Exercise:
In the data, find each line where the word "kind" appears and list that line.

Dataset rows for apps and sites:
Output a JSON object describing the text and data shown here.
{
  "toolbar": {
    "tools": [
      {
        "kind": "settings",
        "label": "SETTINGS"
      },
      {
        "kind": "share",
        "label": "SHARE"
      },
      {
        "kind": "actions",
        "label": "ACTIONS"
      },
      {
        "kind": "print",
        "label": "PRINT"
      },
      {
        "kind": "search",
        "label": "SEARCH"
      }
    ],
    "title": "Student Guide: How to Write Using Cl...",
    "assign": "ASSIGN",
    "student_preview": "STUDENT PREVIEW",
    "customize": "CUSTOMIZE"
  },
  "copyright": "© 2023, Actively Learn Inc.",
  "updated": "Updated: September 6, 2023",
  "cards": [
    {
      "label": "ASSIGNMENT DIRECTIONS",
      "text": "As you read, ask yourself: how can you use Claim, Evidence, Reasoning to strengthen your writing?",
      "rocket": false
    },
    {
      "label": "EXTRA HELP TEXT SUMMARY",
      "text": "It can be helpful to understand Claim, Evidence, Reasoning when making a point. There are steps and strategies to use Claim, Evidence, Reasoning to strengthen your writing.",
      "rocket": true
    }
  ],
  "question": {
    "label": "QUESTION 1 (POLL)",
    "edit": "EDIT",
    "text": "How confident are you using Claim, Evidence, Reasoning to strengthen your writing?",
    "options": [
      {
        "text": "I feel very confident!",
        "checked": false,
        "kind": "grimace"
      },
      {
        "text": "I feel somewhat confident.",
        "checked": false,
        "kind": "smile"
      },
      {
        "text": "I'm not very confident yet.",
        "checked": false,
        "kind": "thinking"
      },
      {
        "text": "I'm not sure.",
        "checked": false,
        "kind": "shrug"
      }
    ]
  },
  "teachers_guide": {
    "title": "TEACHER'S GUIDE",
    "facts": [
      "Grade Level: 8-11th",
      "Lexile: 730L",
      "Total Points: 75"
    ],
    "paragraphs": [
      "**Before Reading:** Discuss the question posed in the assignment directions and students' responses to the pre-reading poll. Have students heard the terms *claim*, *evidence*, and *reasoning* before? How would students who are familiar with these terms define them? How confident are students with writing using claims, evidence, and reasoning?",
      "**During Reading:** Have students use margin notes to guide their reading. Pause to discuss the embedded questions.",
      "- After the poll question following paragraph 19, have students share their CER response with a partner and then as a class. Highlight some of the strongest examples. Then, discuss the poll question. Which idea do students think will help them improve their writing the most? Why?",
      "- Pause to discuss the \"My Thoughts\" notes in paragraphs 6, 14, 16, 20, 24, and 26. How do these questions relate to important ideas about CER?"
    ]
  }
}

Solution to the exercise:
        "kind": "settings",
        "kind": "share",
        "kind": "actions",
        "kind": "print",
        "kind": "search",
        "kind": "grimace"
        "kind": "smile"
        "kind": "thinking"
        "kind": "shrug"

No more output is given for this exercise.